_WORK REQUEST_
Take every line from the records below that includes the word "fraction".

_INPUT MATERIAL_

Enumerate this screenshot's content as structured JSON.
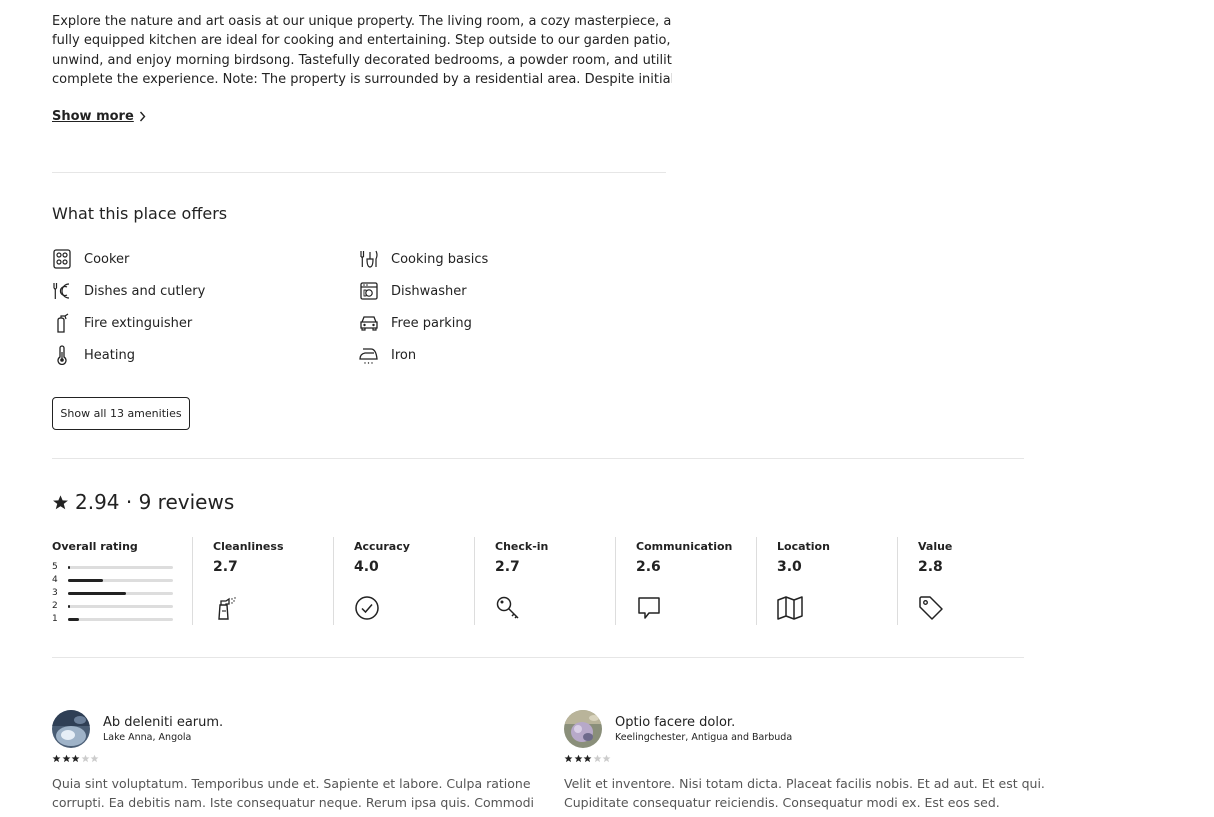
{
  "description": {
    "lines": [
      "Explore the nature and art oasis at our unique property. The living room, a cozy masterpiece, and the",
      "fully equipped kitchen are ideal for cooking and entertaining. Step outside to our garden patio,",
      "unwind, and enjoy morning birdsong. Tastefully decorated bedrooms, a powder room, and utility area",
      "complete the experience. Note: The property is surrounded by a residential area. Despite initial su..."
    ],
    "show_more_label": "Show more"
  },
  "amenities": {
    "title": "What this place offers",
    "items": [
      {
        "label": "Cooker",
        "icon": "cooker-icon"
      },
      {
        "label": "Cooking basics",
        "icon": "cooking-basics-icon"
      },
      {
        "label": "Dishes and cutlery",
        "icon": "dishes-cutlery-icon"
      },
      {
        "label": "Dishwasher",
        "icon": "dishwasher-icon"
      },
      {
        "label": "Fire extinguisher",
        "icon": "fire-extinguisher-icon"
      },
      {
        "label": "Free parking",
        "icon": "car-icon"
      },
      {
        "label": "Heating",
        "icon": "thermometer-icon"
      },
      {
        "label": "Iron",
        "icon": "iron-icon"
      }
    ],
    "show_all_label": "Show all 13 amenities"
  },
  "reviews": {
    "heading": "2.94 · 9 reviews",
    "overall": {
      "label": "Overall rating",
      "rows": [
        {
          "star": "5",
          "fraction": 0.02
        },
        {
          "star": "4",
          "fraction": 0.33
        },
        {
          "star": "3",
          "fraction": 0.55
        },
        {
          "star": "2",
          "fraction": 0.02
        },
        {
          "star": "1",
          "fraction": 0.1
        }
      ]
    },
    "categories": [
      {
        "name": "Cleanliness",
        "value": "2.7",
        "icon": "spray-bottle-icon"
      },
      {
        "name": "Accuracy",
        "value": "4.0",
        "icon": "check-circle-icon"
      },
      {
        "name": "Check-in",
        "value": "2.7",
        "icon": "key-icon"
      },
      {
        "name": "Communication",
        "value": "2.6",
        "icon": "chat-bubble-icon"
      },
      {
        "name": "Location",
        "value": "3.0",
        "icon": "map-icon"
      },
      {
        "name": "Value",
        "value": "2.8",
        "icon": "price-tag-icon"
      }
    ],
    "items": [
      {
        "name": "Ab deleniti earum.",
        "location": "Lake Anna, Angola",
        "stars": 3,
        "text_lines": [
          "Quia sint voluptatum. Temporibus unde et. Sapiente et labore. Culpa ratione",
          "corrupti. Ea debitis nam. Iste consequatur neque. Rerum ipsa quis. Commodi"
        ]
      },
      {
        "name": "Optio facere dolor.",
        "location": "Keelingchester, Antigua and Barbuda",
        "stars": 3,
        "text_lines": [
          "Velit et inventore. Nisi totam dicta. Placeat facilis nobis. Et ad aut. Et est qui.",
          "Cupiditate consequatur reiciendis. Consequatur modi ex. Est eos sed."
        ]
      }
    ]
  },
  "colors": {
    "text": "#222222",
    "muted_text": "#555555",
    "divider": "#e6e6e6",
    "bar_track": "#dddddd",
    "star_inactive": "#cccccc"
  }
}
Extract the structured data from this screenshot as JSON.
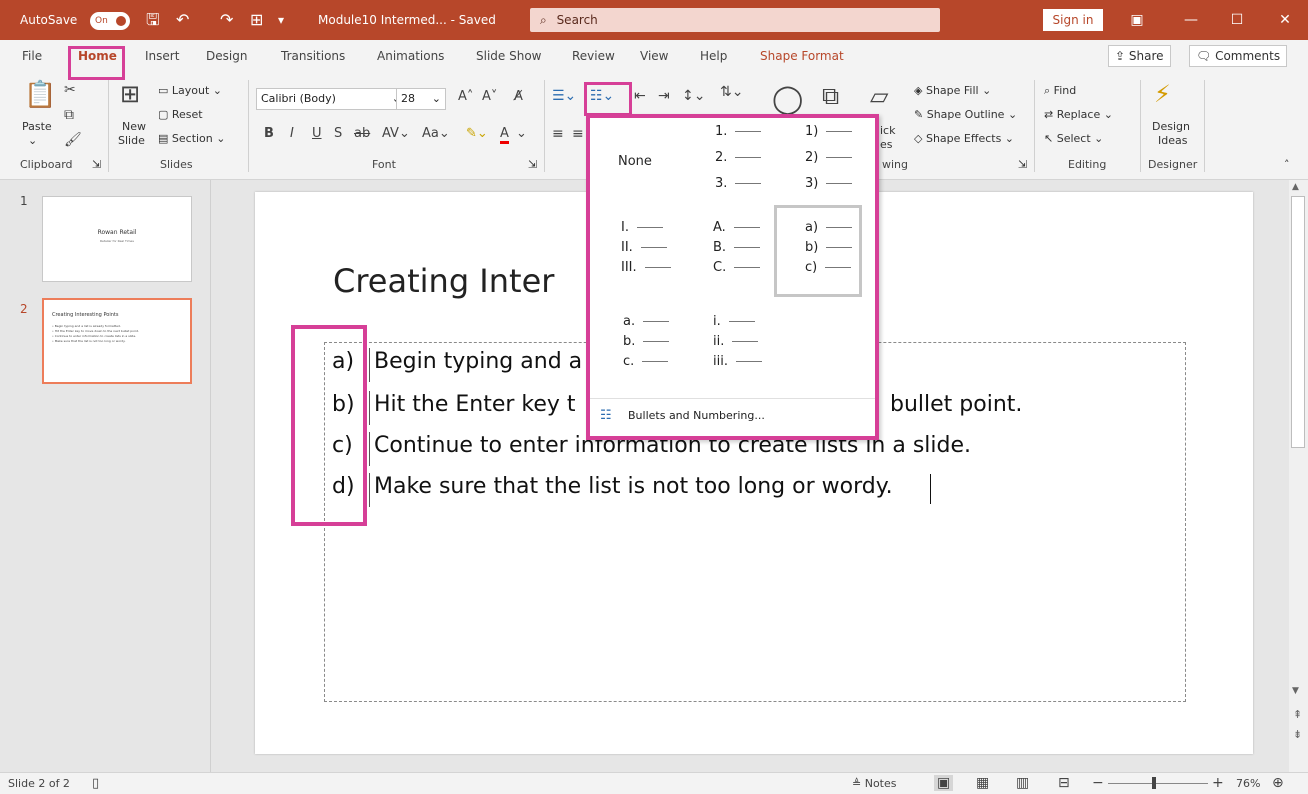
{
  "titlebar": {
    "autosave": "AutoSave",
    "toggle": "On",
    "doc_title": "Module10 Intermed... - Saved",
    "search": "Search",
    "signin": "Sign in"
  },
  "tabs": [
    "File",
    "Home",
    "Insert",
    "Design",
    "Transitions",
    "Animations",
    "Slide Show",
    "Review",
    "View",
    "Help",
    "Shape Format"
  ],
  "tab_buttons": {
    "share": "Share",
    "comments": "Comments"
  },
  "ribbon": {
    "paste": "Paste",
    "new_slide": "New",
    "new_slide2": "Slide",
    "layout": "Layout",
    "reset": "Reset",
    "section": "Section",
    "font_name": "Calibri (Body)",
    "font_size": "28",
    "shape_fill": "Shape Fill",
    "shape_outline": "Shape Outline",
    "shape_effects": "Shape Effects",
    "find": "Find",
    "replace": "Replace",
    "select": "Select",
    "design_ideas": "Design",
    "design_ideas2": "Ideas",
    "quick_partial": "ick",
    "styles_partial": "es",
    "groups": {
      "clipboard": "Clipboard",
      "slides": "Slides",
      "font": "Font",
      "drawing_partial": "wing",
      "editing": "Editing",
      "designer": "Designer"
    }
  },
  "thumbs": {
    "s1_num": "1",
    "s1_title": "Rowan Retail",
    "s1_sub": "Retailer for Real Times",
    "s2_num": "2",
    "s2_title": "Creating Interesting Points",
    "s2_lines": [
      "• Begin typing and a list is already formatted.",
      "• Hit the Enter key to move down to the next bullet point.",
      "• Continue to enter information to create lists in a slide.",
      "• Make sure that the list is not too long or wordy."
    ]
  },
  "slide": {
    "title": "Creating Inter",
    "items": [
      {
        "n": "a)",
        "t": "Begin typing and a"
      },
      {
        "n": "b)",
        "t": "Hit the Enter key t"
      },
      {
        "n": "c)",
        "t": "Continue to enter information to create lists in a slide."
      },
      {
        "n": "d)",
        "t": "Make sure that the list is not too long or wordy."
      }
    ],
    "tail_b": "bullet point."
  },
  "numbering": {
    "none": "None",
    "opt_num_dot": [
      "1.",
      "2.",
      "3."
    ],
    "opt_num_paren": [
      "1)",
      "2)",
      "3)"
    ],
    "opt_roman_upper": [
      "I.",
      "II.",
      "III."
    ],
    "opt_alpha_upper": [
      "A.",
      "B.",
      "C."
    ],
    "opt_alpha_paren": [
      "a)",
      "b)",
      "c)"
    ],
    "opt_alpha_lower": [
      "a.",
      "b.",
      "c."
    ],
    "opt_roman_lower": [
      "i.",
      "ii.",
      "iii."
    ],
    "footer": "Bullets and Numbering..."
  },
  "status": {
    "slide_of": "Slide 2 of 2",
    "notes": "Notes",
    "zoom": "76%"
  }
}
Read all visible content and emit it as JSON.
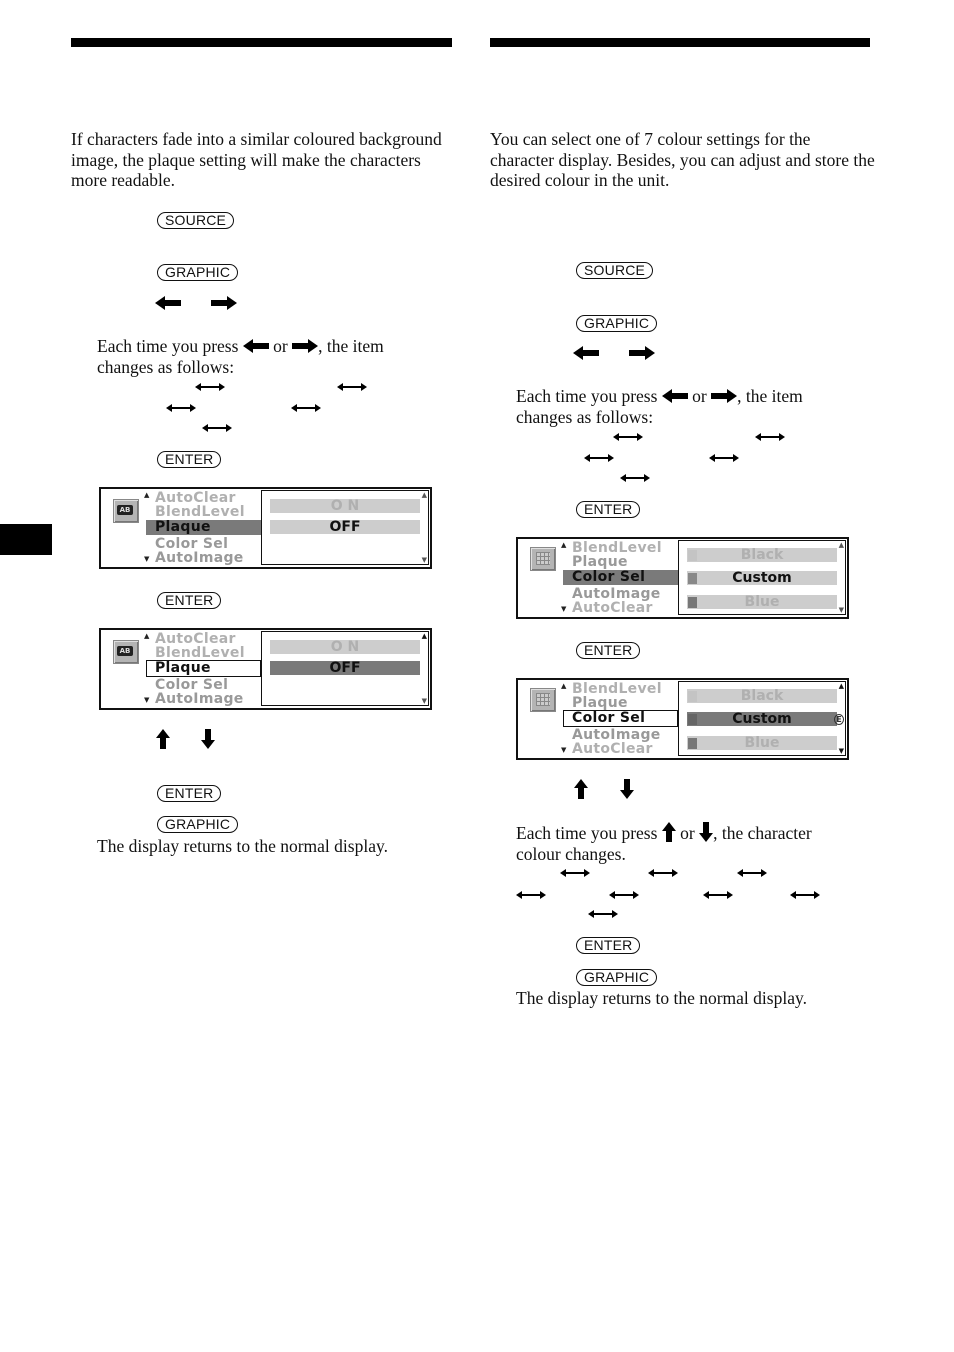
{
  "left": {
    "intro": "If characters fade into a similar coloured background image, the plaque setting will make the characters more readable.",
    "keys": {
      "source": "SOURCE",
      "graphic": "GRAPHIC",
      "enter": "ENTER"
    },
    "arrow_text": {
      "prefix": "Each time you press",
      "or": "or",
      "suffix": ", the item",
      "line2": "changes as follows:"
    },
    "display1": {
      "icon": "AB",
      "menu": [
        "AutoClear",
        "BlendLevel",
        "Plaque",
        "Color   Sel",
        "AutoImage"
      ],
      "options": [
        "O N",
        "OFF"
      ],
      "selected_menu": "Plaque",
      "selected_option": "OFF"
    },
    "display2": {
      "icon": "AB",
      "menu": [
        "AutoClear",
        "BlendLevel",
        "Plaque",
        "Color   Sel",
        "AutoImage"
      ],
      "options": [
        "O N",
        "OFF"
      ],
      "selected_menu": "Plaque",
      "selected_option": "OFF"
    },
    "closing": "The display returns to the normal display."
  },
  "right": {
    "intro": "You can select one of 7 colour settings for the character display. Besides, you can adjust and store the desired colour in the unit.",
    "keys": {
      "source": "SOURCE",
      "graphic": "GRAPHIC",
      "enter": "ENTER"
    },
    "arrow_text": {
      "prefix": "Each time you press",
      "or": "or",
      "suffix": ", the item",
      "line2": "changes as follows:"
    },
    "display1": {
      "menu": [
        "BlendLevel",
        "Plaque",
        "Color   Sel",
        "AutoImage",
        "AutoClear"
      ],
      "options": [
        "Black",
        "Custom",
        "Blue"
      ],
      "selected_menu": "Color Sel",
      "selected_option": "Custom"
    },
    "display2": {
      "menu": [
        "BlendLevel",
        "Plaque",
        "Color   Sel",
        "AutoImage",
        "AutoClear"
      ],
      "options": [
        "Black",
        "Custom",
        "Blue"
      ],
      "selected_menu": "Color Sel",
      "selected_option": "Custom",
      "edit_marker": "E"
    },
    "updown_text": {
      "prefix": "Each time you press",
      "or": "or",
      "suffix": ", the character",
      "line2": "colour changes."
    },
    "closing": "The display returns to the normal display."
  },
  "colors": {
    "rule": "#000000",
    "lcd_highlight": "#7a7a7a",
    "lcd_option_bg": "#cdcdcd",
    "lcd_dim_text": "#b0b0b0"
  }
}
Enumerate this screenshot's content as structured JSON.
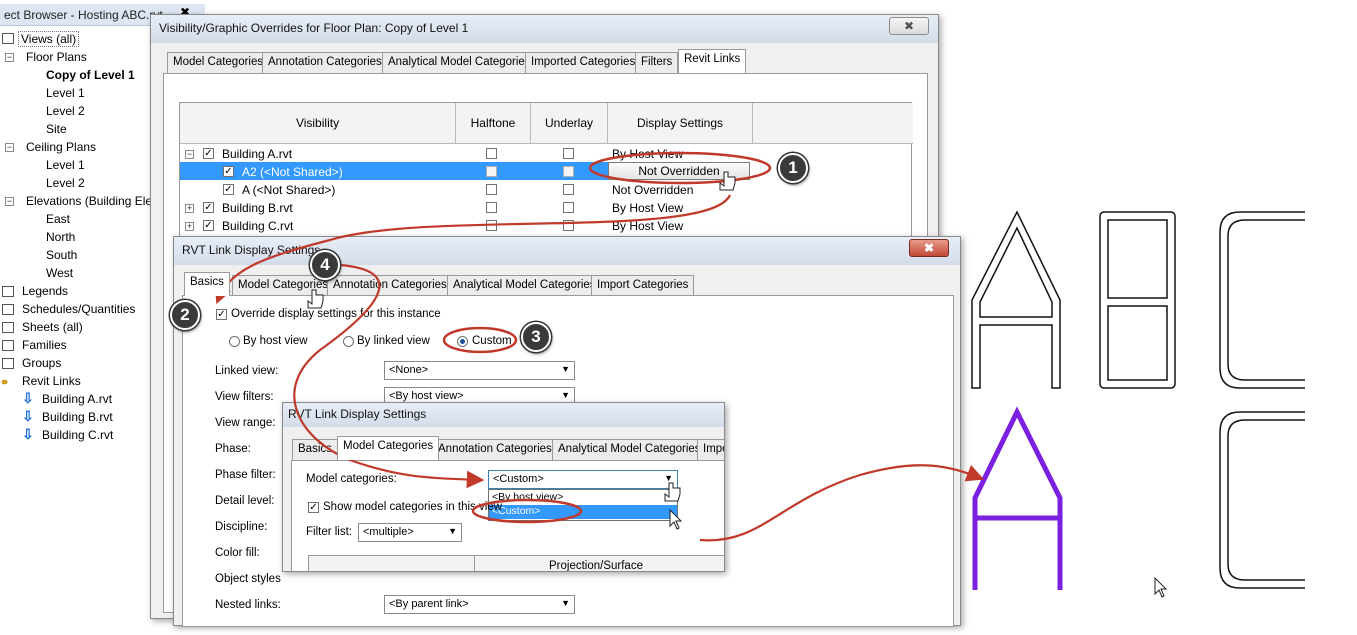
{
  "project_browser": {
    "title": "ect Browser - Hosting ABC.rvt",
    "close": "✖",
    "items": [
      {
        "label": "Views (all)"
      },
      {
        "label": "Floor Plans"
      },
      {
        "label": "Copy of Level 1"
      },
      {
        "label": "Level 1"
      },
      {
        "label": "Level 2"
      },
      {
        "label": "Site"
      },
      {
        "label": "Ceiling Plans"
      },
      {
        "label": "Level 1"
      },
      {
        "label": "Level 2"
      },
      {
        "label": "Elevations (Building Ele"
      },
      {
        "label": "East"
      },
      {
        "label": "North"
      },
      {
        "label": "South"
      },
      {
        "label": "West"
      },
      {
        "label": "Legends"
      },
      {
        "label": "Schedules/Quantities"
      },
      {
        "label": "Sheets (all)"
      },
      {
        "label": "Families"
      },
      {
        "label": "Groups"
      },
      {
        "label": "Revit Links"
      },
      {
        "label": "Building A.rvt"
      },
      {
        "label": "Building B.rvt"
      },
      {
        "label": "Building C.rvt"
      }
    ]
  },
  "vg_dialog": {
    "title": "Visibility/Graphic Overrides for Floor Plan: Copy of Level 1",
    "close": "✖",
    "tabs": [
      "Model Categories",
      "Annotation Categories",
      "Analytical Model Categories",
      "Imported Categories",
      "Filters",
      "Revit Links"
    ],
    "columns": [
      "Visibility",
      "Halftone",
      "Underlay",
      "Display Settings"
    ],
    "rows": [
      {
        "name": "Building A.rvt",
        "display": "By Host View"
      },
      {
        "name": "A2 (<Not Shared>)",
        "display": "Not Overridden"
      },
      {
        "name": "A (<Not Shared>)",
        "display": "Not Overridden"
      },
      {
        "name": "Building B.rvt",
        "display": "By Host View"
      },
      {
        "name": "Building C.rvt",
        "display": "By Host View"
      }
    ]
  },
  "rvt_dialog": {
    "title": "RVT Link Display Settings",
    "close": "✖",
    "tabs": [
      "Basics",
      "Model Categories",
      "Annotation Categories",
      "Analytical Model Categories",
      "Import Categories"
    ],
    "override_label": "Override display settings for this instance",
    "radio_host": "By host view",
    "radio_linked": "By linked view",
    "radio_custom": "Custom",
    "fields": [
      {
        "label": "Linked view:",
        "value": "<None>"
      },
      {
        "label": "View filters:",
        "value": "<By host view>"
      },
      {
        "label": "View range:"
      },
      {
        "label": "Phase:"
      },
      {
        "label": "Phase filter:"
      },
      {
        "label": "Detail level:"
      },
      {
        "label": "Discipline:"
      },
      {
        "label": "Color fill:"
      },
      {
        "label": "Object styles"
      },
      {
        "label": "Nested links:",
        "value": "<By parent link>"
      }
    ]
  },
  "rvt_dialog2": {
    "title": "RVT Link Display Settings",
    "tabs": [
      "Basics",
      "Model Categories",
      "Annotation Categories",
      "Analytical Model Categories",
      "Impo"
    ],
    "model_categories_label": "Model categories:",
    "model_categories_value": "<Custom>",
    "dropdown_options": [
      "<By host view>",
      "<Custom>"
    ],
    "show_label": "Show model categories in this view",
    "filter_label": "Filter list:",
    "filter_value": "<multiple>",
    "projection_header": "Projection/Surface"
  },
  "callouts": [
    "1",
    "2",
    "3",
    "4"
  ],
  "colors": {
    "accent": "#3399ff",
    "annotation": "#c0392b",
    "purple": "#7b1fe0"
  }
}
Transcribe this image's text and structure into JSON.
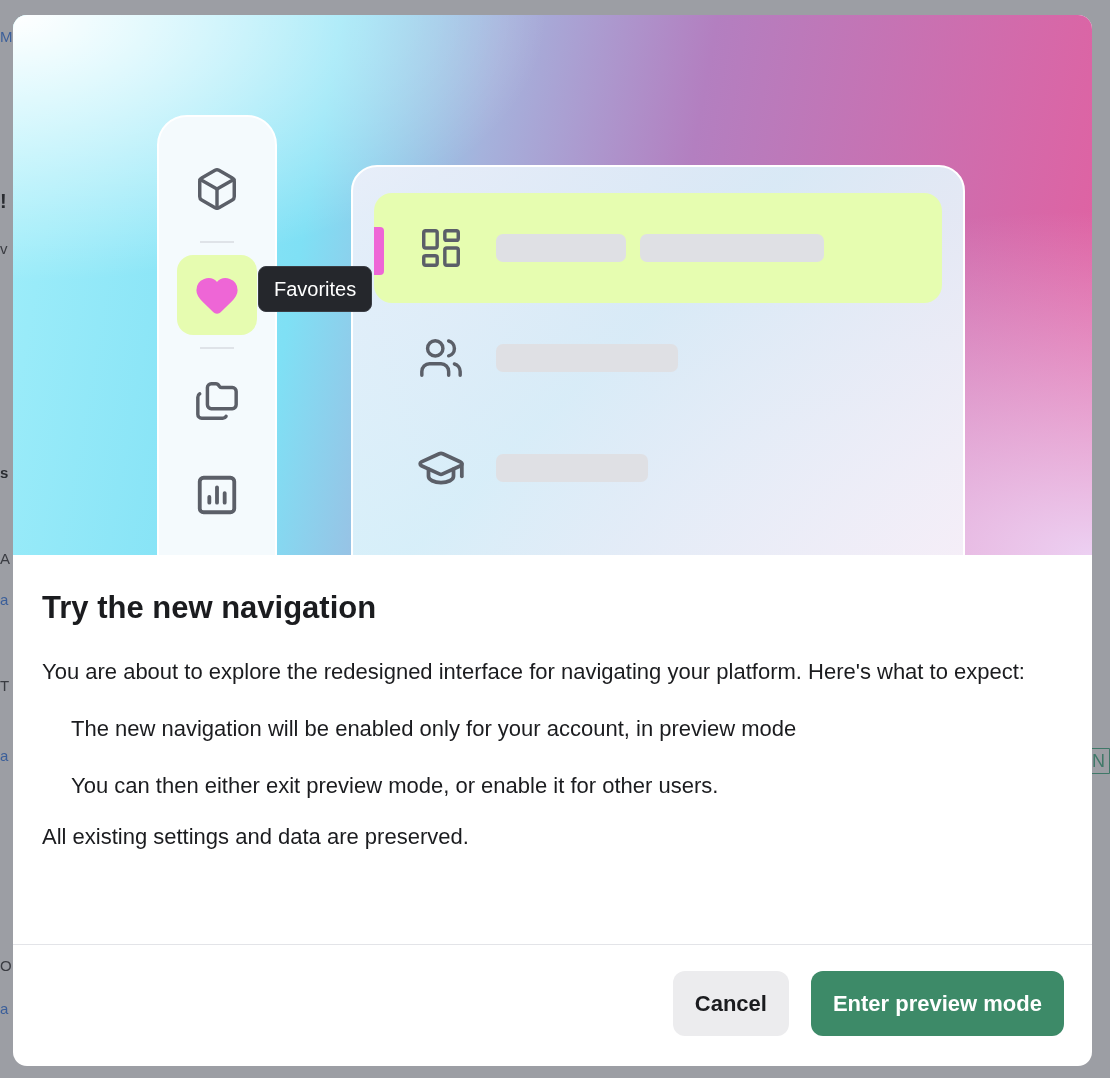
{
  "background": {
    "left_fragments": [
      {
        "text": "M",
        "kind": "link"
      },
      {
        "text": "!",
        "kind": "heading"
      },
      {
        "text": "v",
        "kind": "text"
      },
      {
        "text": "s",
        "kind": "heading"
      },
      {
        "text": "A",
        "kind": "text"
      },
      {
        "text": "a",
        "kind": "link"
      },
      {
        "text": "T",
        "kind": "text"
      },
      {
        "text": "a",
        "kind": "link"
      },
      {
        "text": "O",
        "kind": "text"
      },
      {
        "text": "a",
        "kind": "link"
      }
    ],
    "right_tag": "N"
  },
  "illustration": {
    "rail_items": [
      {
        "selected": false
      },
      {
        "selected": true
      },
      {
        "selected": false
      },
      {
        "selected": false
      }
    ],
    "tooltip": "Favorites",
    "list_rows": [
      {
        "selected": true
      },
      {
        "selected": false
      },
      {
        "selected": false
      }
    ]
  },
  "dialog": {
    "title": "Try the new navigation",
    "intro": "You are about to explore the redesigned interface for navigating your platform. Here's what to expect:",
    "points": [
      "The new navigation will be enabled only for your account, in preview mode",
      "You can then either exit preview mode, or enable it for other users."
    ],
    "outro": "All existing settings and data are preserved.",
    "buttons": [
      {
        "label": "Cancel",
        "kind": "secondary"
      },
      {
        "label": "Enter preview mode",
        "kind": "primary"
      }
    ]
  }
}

_SOLUTION BELOW_
          "fraction": 0.02
          "fraction": 0.33
          "fraction": 0.55
          "fraction": 0.02
          "fraction": 0.1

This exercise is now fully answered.